Learn to look after your first tree successfully and your confidence grows enough to widen your horizons and successfully learn more advanced techniques such as reselling and creating bonsai. But don't run before you walk. The first fundamental rules to learn when embarking on this art is that you are dealing with something living and ever-changing; the basic rules of horticulture need be learned before you can successfully maintain your tree.
There are many bonsai techniques available for the bonsai enthusiast to use to reach the ultimate goal of a beautiful tree. Confusingly, information available on the many bonsai websites and books can often be contradictory. It should be understood that for every objective such as repotting, pruning or styling there are a 100 different techniques or viewpoints.
Some are based on horticultural fact, some are based on horticultural myth and some are based on horticultural luck! In fact many of these techniques will work to one degree or another. Unfortunately though not killing your tree, some advice and/or techniques can result in diminished vigor as your trees cope under stress. Sound advice based on simple horticultural fact can only improve the health, appearance and vigor of your tree. It is for you to learn which techniques work for you and your tree in your given situation.
Just don’t get in a hurry. They say that Rome wasn’t built in a day. Bonsai aren’t grown in a short time either. Bonsai certainly takes time, but the rewards are great. Once it grows and is shaped to your liking, you will have formed something that is all your own. It will be something to be proud of – something to display – something to take credit for.
In the movie “The Karate Kid”, Mr. Miyagi would tell Daniel that he should have patience while learning the fine points of karate. Miyagi demonstrated this concept best with his bonsai. He spent 5 years cultivating one tree – perhaps the ultimate display of patience. As a beginning bonsai artist, this should be your cardinal rule. Be patient and let nature work the magic.
Some people feel they are just not capable of growing a world-class bonsai. That’s alright, you don’t have to! But if you grow a bonsai tree that is beautiful to you, you can ultimately be rewarded if someone else sees the same beauty you do!

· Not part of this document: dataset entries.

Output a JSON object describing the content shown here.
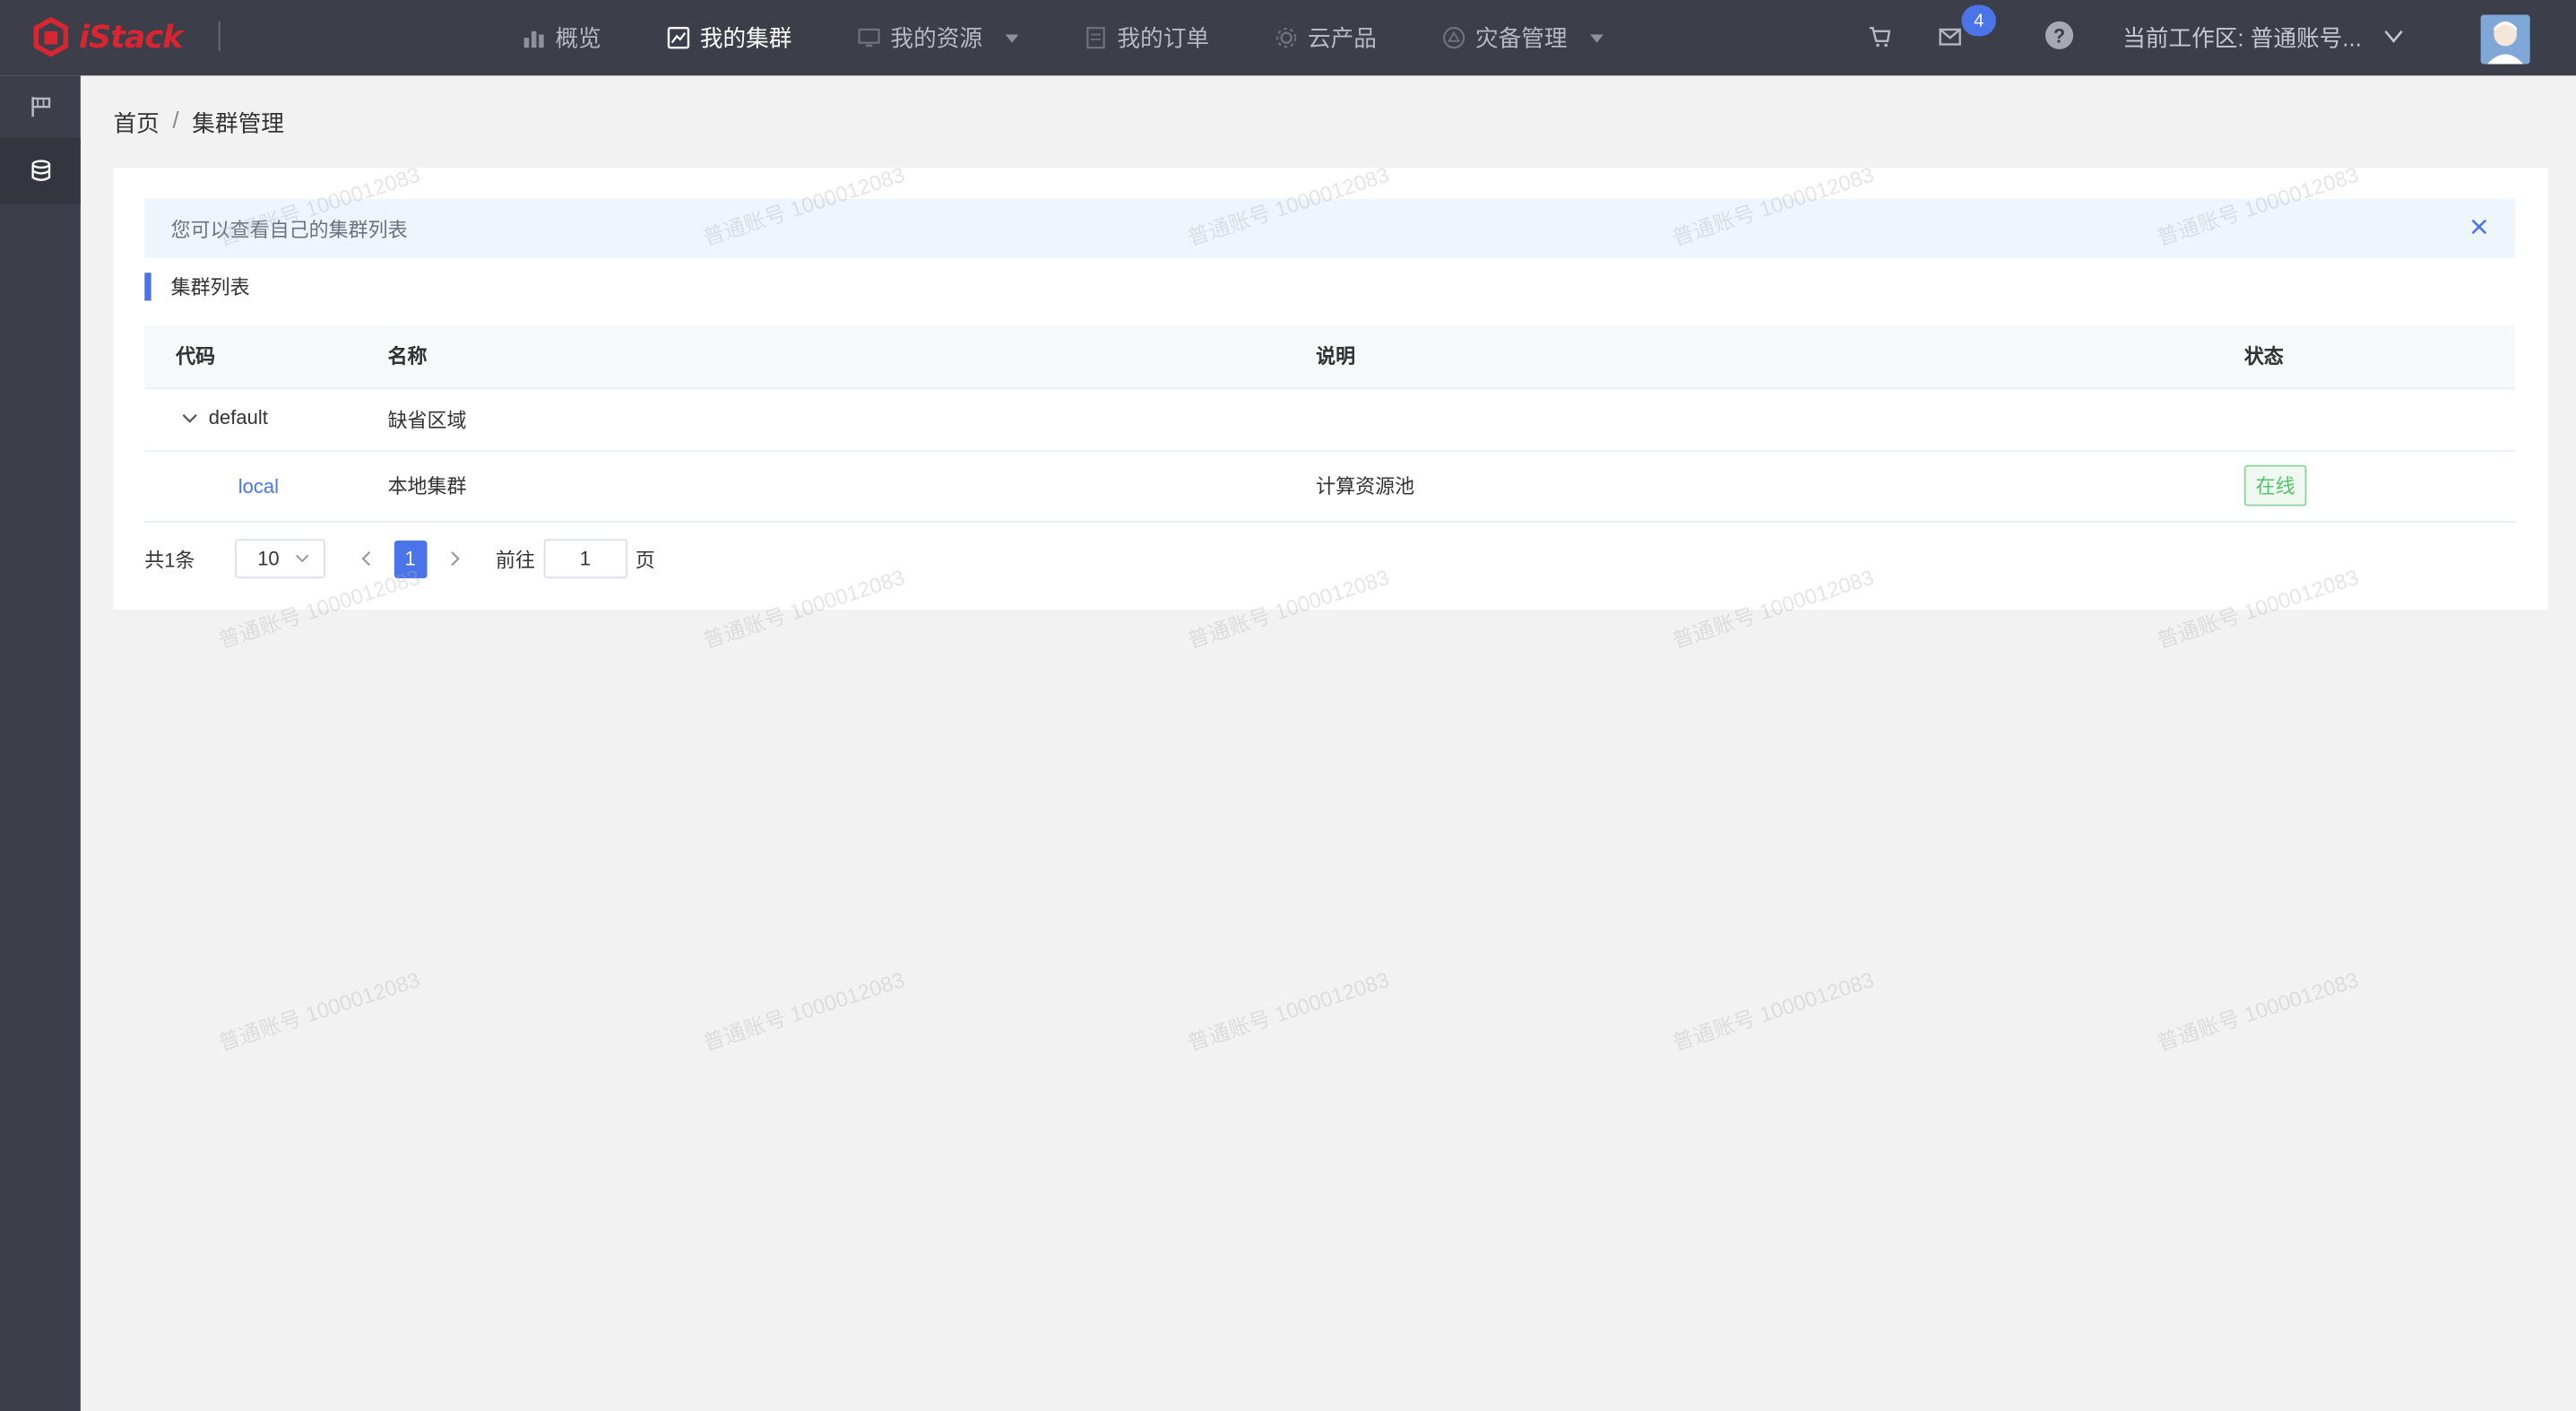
{
  "header": {
    "logo_text": "iStack",
    "nav": [
      {
        "label": "概览",
        "icon": "bar-chart-icon",
        "active": false,
        "dropdown": false
      },
      {
        "label": "我的集群",
        "icon": "cluster-icon",
        "active": true,
        "dropdown": false
      },
      {
        "label": "我的资源",
        "icon": "monitor-icon",
        "active": false,
        "dropdown": true
      },
      {
        "label": "我的订单",
        "icon": "order-icon",
        "active": false,
        "dropdown": false
      },
      {
        "label": "云产品",
        "icon": "gear-icon",
        "active": false,
        "dropdown": false
      },
      {
        "label": "灾备管理",
        "icon": "shield-icon",
        "active": false,
        "dropdown": true
      }
    ],
    "message_count": "4",
    "help_label": "?",
    "workspace_label": "当前工作区: 普通账号..."
  },
  "breadcrumb": {
    "home": "首页",
    "separator": "/",
    "current": "集群管理"
  },
  "alert": {
    "text": "您可以查看自己的集群列表"
  },
  "section": {
    "title": "集群列表"
  },
  "table": {
    "columns": [
      "代码",
      "名称",
      "说明",
      "状态"
    ],
    "group": {
      "code": "default",
      "name": "缺省区域",
      "desc": "",
      "status": ""
    },
    "rows": [
      {
        "code": "local",
        "name": "本地集群",
        "desc": "计算资源池",
        "status": "在线"
      }
    ]
  },
  "pager": {
    "total": "共1条",
    "page_size": "10",
    "current_page": "1",
    "goto_label": "前往",
    "goto_value": "1",
    "page_unit": "页"
  },
  "watermark": "普通账号 1000012083",
  "colors": {
    "topbar": "#3c3f4a",
    "accent": "#4a74e8",
    "logo": "#d9252f",
    "status_online": "#52c26b"
  }
}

Don’t get frustrated; don’t feel you have to be held to steadfast rules. Just grow your tree, spend time crafting your masterpiece, and enjoy the results – along with everyone else!